Search the lines of the records for the word "English", and copy every line that has it.

[Records from a data source]
--- START ---

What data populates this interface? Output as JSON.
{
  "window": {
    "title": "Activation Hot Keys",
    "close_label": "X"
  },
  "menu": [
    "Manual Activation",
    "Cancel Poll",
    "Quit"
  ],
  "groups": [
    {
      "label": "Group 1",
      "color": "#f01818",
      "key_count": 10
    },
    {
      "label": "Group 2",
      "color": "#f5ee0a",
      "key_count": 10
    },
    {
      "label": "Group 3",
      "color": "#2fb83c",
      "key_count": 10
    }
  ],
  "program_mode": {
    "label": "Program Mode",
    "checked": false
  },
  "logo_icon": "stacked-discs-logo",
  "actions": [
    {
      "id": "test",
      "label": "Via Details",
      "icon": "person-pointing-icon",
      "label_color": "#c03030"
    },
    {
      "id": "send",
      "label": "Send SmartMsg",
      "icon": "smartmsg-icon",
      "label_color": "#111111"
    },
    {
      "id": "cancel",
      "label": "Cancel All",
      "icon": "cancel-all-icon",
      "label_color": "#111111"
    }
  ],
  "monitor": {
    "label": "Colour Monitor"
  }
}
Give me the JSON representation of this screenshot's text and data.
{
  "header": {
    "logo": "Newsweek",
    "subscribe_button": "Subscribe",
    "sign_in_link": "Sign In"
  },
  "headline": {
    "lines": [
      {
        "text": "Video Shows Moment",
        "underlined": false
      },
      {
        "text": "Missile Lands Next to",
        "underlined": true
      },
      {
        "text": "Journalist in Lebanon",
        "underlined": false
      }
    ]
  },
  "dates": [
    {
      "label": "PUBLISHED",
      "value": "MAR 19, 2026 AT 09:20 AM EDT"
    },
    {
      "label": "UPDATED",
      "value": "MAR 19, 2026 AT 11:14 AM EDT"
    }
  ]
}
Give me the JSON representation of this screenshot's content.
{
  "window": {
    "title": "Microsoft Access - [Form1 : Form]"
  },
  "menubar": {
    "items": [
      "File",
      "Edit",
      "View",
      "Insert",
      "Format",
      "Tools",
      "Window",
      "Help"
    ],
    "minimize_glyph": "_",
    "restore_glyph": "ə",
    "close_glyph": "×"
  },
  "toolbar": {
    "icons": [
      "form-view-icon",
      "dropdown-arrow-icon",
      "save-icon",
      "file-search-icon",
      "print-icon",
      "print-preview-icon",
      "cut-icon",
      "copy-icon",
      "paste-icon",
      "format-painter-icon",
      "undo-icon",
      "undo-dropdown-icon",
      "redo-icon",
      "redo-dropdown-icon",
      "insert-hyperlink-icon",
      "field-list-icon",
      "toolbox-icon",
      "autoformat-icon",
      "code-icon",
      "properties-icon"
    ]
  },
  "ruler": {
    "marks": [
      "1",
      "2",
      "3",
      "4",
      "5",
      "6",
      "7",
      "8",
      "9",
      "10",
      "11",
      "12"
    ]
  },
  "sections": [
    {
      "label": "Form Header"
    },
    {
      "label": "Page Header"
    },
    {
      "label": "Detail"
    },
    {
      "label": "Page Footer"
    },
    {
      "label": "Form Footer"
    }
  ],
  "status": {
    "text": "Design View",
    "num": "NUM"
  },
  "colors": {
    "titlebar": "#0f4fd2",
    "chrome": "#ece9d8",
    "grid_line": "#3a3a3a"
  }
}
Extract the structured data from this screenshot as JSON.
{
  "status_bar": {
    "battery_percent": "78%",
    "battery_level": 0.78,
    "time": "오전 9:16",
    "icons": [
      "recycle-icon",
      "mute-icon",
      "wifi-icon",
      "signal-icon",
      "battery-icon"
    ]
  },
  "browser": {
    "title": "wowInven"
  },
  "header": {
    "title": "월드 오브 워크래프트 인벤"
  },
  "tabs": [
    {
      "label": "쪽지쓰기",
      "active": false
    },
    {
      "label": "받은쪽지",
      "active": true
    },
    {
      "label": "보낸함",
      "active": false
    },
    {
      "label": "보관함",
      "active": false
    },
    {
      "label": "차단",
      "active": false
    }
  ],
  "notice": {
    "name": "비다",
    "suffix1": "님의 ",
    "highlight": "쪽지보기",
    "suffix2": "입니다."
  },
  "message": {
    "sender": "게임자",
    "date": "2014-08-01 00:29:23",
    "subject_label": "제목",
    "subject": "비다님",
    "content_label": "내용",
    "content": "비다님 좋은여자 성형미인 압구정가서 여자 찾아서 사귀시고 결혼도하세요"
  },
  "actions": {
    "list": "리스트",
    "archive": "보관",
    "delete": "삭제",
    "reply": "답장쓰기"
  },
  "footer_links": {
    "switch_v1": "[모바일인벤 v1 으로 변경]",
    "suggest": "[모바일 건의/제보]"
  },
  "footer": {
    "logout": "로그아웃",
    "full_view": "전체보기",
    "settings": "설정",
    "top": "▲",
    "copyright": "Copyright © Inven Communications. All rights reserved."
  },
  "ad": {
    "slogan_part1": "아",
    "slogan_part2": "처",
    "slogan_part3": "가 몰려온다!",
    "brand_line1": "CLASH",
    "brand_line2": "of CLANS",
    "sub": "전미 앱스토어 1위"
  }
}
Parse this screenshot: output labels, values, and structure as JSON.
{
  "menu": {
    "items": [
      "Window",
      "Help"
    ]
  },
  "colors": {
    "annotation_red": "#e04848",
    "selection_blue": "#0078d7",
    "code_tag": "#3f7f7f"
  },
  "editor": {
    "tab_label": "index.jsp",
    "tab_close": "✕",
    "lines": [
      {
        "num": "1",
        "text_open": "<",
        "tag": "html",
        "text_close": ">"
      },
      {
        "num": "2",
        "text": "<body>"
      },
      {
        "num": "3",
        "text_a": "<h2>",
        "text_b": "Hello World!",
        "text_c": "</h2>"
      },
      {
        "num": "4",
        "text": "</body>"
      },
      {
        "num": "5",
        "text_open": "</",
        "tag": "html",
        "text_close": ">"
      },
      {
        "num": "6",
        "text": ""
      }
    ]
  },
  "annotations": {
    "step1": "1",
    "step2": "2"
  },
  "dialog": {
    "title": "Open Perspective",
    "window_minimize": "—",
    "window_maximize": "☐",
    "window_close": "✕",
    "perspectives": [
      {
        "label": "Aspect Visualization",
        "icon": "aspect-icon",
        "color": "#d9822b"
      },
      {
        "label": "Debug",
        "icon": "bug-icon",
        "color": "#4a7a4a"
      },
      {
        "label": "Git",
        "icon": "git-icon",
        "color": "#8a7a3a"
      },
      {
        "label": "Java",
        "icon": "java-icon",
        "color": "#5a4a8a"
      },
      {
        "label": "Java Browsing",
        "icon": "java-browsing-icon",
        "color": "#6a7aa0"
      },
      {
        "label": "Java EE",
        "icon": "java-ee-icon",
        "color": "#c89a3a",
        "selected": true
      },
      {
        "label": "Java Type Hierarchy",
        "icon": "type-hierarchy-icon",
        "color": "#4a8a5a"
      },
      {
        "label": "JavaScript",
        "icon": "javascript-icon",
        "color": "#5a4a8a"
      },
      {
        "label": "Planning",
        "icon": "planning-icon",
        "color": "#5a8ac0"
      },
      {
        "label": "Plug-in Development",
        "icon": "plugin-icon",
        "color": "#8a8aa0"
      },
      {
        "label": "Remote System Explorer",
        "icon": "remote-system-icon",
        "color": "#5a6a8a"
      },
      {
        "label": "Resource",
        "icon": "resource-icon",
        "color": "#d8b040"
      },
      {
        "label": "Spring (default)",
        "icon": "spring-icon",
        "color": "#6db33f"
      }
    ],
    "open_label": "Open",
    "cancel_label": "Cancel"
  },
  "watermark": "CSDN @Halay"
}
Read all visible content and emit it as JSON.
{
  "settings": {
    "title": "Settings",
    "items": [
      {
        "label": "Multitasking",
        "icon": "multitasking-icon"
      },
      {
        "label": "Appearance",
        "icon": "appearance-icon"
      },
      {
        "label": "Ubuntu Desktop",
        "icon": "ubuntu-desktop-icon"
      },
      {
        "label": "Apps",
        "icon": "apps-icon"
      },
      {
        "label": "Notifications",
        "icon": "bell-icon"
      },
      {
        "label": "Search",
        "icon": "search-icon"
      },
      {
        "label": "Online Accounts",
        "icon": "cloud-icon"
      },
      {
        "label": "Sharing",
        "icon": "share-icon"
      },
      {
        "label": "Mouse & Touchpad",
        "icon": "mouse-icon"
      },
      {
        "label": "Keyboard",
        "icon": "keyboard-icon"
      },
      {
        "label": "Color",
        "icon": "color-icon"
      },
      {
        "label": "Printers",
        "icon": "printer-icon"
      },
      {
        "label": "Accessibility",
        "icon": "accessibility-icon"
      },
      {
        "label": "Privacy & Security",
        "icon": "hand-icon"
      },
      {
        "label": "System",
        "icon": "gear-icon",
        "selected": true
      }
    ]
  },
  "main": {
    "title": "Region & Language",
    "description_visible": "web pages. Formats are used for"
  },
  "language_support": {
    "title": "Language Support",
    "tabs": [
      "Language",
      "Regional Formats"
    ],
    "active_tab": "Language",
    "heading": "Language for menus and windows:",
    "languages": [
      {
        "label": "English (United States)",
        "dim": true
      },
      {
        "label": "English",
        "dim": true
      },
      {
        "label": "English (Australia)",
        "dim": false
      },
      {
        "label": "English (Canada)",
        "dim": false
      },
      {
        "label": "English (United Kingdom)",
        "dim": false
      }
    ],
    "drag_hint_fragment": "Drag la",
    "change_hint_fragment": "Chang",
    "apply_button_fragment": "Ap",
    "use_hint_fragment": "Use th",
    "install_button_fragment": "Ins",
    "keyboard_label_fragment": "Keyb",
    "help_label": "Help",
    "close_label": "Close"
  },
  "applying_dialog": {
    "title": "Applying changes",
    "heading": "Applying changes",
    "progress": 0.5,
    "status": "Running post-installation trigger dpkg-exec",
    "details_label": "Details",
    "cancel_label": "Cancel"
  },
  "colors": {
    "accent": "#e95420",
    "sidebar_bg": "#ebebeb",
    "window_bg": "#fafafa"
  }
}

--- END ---

▶ _ANSWER TO THIS TASK_:
        "label": "English (United States)",
        "label": "English",
        "label": "English (Australia)",
        "label": "English (Canada)",
        "label": "English (United Kingdom)",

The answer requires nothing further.